A while back I was teaching a circle dance to some children and told them to go clockwise. They looked at me blankly and had no idea what I was talking about. Their generation is used to digital clocks -- which do not go in circles at all -- and that got me to thinking about how we experience time. "Clockwise" comes from the way that the shadow moves on a sundial. Later, this was carried over onto the faces of mechanical clocks. In both cases, time is seen as a continuous, cyclical flow.
An hourglass, on the other hand, is not cyclical. It has a beginning and an end. But it still shows a flow of time, as the grains of sand slowly run down. A digital clock, however, shows time as broken up into a bunch of individual numbered moments that are often disconnected from each other. All of this may seem like a bunch of nitpicking, but I wonder how it affects the way we see the natural world. Nature goes in cycles. Days, months, years-- all are based on the somewhat circular patterns of rotations and orbits. Even the elliptical orbits of comets go in cycles. And they all move at their own pace. But are we losing that sense of the "flow" of time?
So last week I was watching a program on PBS about how families are spending less and less time outdoors, and how this, combined with the high speed of modern technology, is indeed distorting our inner sense of time. "You can't fast forward a sunset," one of the panelists said, and that statement has stuck with me. In a world where you can speed up, slow down, or freeze-frame a movie, or watch it over and over anytime you want to, the slow steady pace of nature often seems boring. So kids prefer to stay indoors and play speedy video games instead.

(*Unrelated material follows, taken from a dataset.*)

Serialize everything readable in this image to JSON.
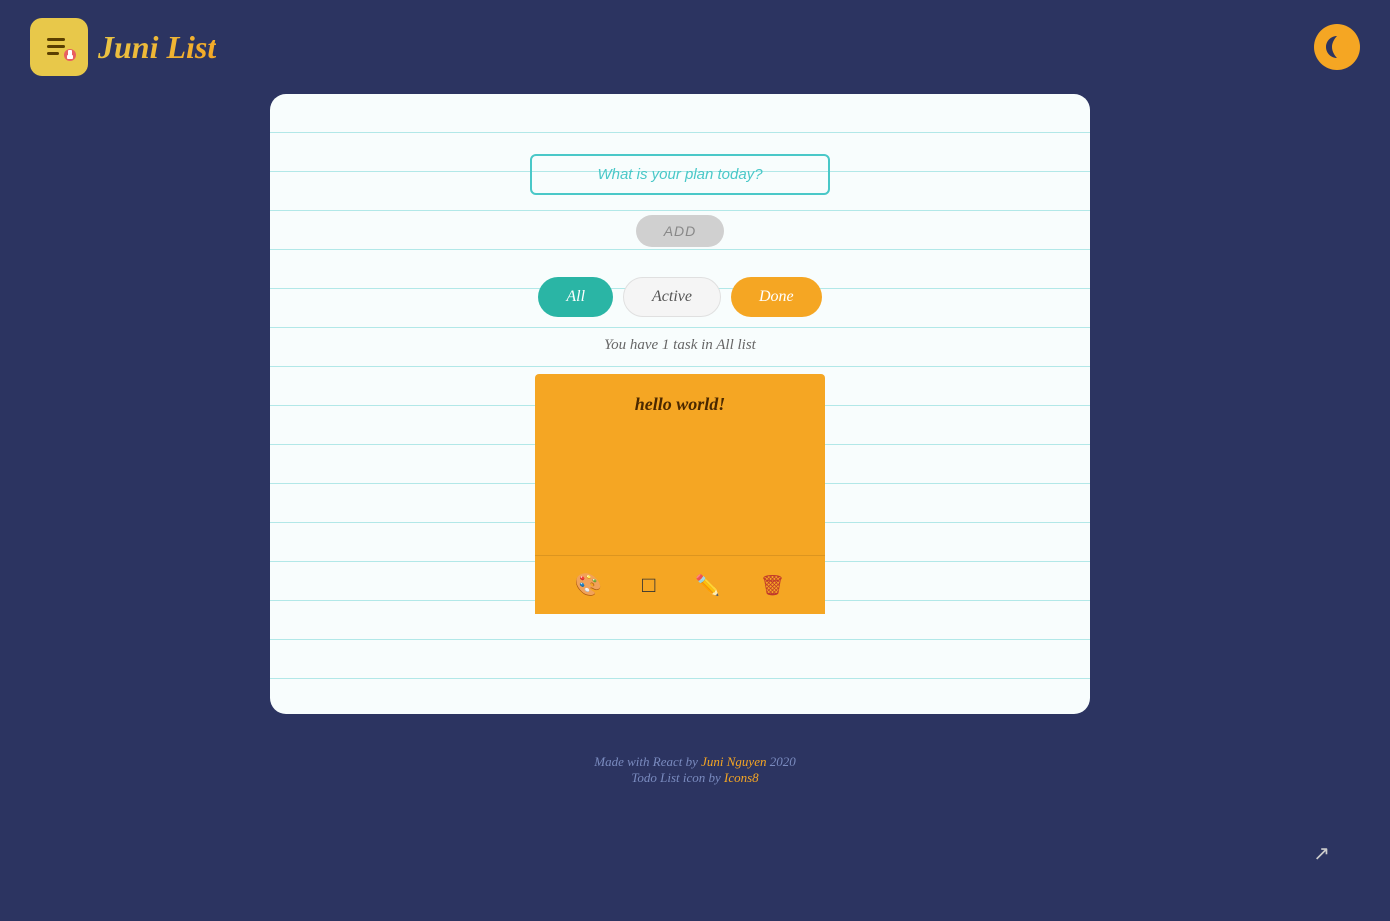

Yet it is precisely that slowness that allows us to relax and tune in to God's creation. Being with nature is a form of meditation. Our bodies evolved in nature, the Garden of Eden was in nature -- however you define it, we need the natural pace of with nature. But nowadays, even meditation is speeded up -- or at least people try to shortcut it. They go to a weekend seminar to get "enlightened" and are disappointed it it doesn't "work" right away. But true enlightenment is a lifelong process that takes hours and hours of quiet contemplation. You can't get there by plunking down your money for a workshop and no, there isn't an app for it, either.
The only way you can freeze-frame a sunset - or any event in nature - is to take a picture of it. Even then, you only have a small part of the real experience. In photographing sunrises (which I seem to do more than sunsets lately), I have found that there is always a perfect moment where everything in the picture is just right. The minutes before and after that are beautiful, too, but that peak moment is the best picture in the series. However, in order to capture that moment, I have to patiently sit there for about 45 minutes or more, because the sunrise is going to unfold at its own pace, and there's not a darned thing I can do about it. It's happening on God's time, not mine.

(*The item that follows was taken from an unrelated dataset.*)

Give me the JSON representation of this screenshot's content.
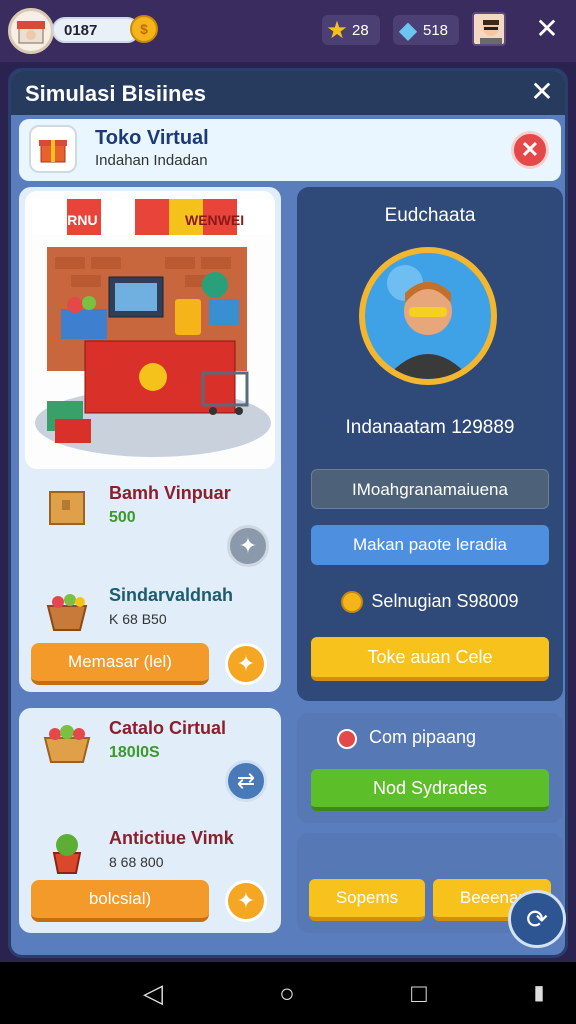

Watching a sunrise is a "letting go" experience that requires us to fit into nature's pace, not the other way around. Only when you are willing to just sit there quietly and absorb the experience are you able to notice the subtle changes from second to second and minute to minute. There's that magical moment about an hour before dawn, when the first bird begins to sing, when the rooster begins to crow and the wild geese begin to honk. In Jewish law, the earliest time you can say the Shema prayer is when you can distinguish a blue thread from a white one. Try it at dawn sometime.
Sunrise on the Gershom farm
Pine County, Minnesota, Sept. 21, 2006